A class with me wouldn’t be fulfilling its purpose if it wasn’t helping you learn how to think. What kind of information or data do you need to get your hands on to begin to address the the problem? Where do you find this information? Once you have it, how will you use it? These are all questions I will ask you to think about and answer for yourselves. And you will be required to think–which can be a little uncomfortable if you have not had much practice doing this in school.
I don’t want to put down your educational experience to date; on the contrary, I applaud your resilience and determination to continue your education. Your life experience has helped make you who you are and there is no doubt that you have had many many valuable learning experiences in both contemporary and traditional classrooms.
I recognize that I am not a fully formed person yet. I don’t know everything. But, I’m curious and as a lifelong learner, I am cognizant that there will always be things that I don’t know–and yet, much that I do! In my classroom, we are learning together. I rely on the fresh eyes of my students to help me continuously reevaluate whether my approaches and/or courses are providing skills that are useful.
Everyone has had a different background and experience, and thus, each individual in the classroom has a unique set of skills and qualities they bring with them. I’m here to hear your story, I’m here to help you achieve your goals.

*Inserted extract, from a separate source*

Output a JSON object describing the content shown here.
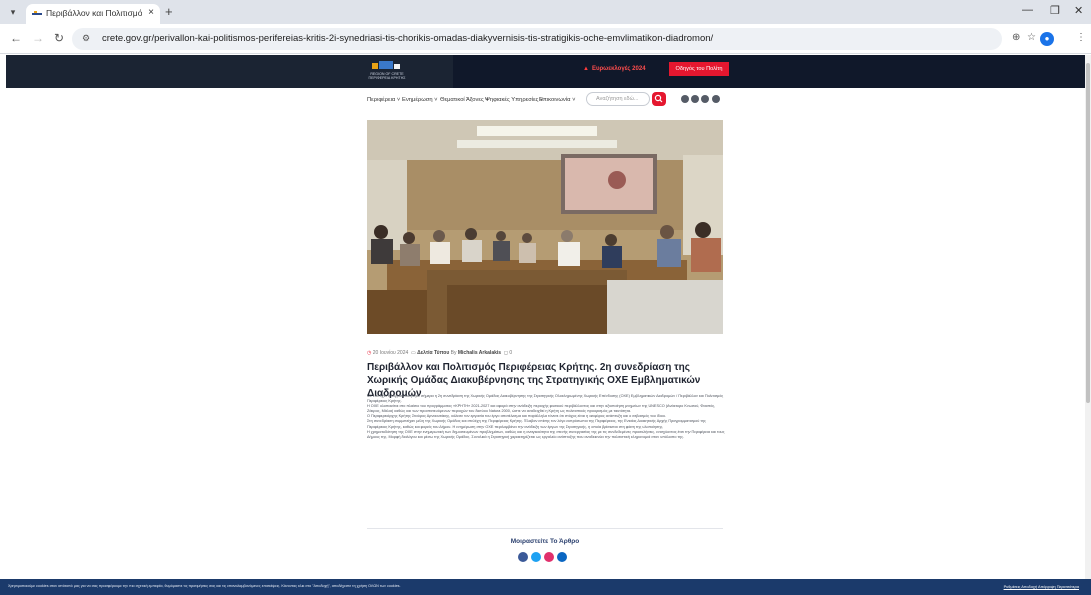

I want my students to embrace learning with a positive attitude. I expect my students to try, to explore new ideas, and to never forget that failure does not mean that learning is over. Give yourself permission to walk your own path and you will be successful.
Featured Image from Pixabay